Mold is a type of biotoxin that can be found in homes and buildings that have water damage. Exposure to certain types of toxic mold can increase the risk of certain illnesses, especially among more sensitive individuals. Learn more about mold toxicity treatment, how it works, and what you can do to avoid other problems.
Understanding the Problem With Mold
The most problematic type of mold is black mold, also known as toxic mold. It produces spores that, when inhaled, can lead to severe health issues. Black mold produces mycotoxins that cause mold toxicity or poisoning. It manifests in symptoms such as nasal congestion, red and watery eyes, cough, sore throat, wheezing, sinusitis, and skin rashes.
In some individuals, particularly those who are immuno-compromised, symptoms may be more problematic. These symptoms may include:
- Fatigue and overall weakness
- General malaise
- Muscle aches, cramps, and joint pain
- Confusion and disorientation
- Difficulty concentrating
- Vertigo and lightheadedness
- Shortness of breath, even at rest
- Blurred vision
- Chronic abdominal issues such as cramps and diarrhea
When symptoms appear, these are normally the reaction of the human body’s immune system in an attempt to fight off what it perceives as a threat. To detoxify itself, the human body produces reactions that frequently result in discomfort.
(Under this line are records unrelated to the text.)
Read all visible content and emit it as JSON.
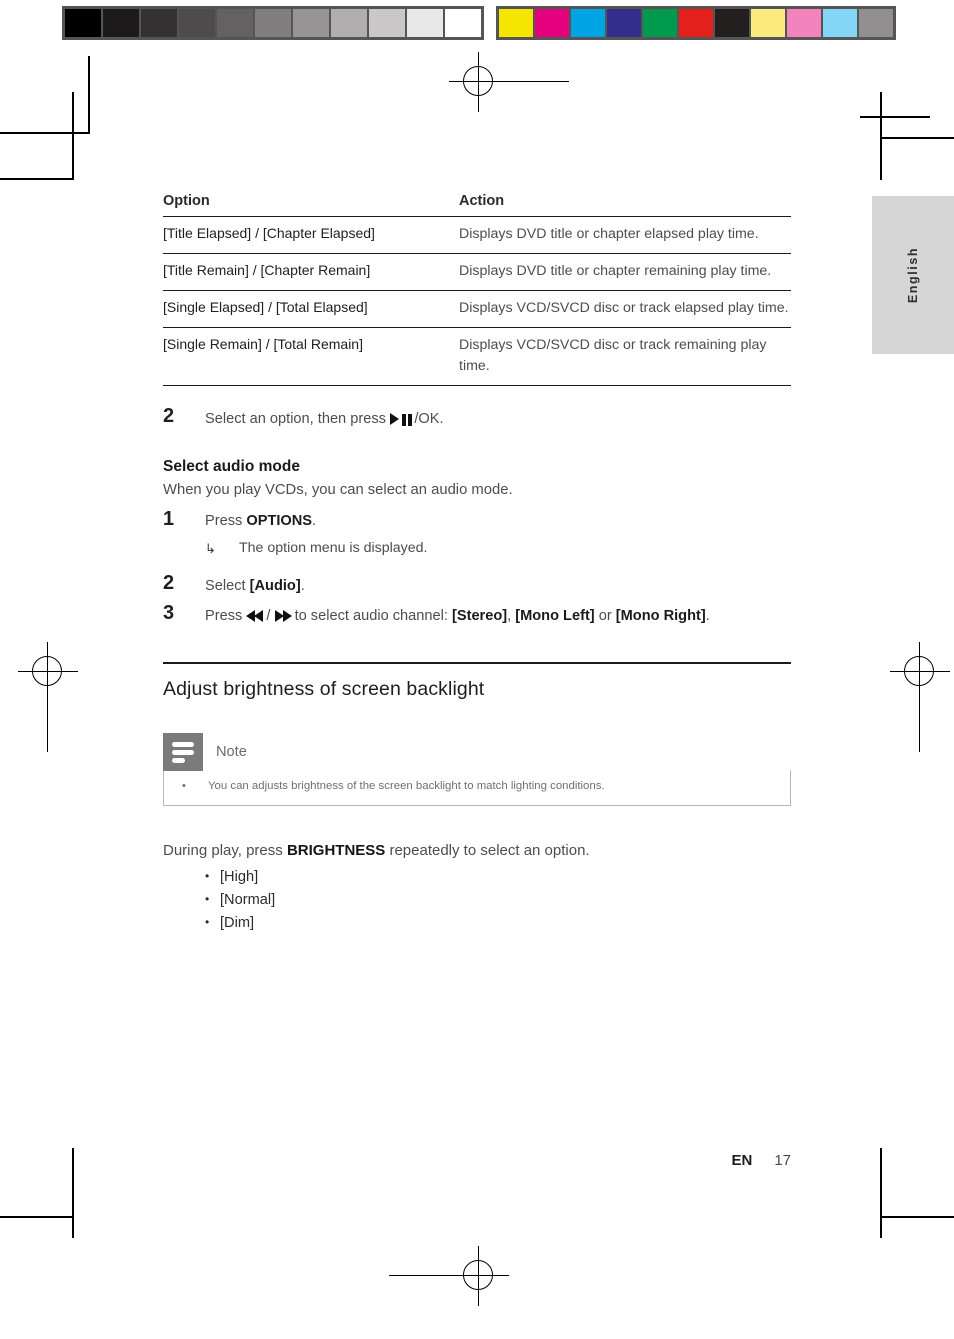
{
  "calibration_bar": {
    "grayscale": [
      "#000000",
      "#1c1a1a",
      "#333131",
      "#4d4b4b",
      "#636161",
      "#807e7e",
      "#969494",
      "#b0aeae",
      "#c9c7c7",
      "#e9e8e8",
      "#ffffff"
    ],
    "colors": [
      "#f5e500",
      "#e5007d",
      "#00a4e4",
      "#332e8c",
      "#009a4e",
      "#e3201b",
      "#231f1f",
      "#fbeb7e",
      "#f283bd",
      "#84d6f7",
      "#918f8f"
    ],
    "frame_color": "#555555"
  },
  "language_tab": {
    "label": "English",
    "background": "#d6d6d6"
  },
  "table": {
    "headers": [
      "Option",
      "Action"
    ],
    "rows": [
      {
        "option": "[Title Elapsed] / [Chapter Elapsed]",
        "action": "Displays DVD title or chapter elapsed play time."
      },
      {
        "option": "[Title Remain] / [Chapter Remain]",
        "action": "Displays DVD title or chapter remaining play time."
      },
      {
        "option": "[Single Elapsed] / [Total Elapsed]",
        "action": "Displays VCD/SVCD disc or track elapsed play time."
      },
      {
        "option": "[Single Remain] / [Total Remain]",
        "action": "Displays VCD/SVCD disc or track remaining play time."
      }
    ]
  },
  "step_after_table": {
    "number": "2",
    "text_before": "Select an option, then press ",
    "text_after": "/OK."
  },
  "audio_section": {
    "title": "Select audio mode",
    "intro": "When you play VCDs, you can select an audio mode.",
    "steps": [
      {
        "number": "1",
        "text_before": "Press ",
        "bold": "OPTIONS",
        "text_after": ".",
        "substep": "The option menu is displayed."
      },
      {
        "number": "2",
        "text_before": "Select ",
        "bold": "[Audio]",
        "text_after": "."
      },
      {
        "number": "3",
        "text_before": "Press ",
        "text_mid": " to select audio channel: ",
        "bold_1": "[Stereo]",
        "sep_1": ", ",
        "bold_2": "[Mono Left]",
        "sep_2": " or ",
        "bold_3": "[Mono Right]",
        "text_after": "."
      }
    ]
  },
  "backlight_section": {
    "title": "Adjust brightness of screen backlight",
    "note": {
      "label": "Note",
      "bullet": "•",
      "text": "You can adjusts brightness of the screen backlight to match lighting conditions."
    },
    "closing_before": "During play, press ",
    "closing_bold": "BRIGHTNESS",
    "closing_after": " repeatedly to select an option.",
    "bullet_symbol": "•",
    "options": [
      "[High]",
      "[Normal]",
      "[Dim]"
    ]
  },
  "footer": {
    "language_code": "EN",
    "page_number": "17"
  }
}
How is Mold Toxicity Treatment Done?
The most important step in mold toxicity treatment is to confirm if the symptoms being experienced are indeed the result of exposure to mold. If you think your environment has toxic mold, a mold inspector can perform an ERMI (Environmental Relative Moldiness Index) text or similar. However, diagnosing a mold toxicity problem can be difficult for a medical doctor. Some of the symptoms that are associated with mold toxicity can also be caused by other biotoxins, including fungi, certain types of bacteria, and organic compounds. Fortunately, there are certain laboratory tests that can be done to confirm it.
Once the toxicity is diagnosed, the first line of defense that a doctor is likely to recommend is the removal or elimination of the cause. If your home is the source of the toxicity, you may be advised to move to another location until after the structure has been cleaned and sanitized.
One of the first types of treatments that the doctor might give you is a simple nasal rinse. This is done to flush out any mold spores that may still be present in your nose. The nasal rinse is helpful if you have been exposed to the mold recently.
To combat nasal congestion, your doctor may prescribe a decongestant spray. This is usually a liquid formulation in a bottle with a pointed nozzle that you spray directly into your nostrils. Decongestants make breathing easier by causing the blood vessels in the nose to become narrower.
The doctor may also prescribe nasal corticosteroids which help reduce inflammation and antihistamines that help relieve itchiness, runny nose, and sneezing.
Preventing Future Toxicity
Any mold toxicity treatment is useless if exposure happens again. To prevent repeat exposure, it is important to eliminate all mold infestations in the home or building through thorough cleaning and disinfection. If any growth is observed thereafter, it should be treated immediately.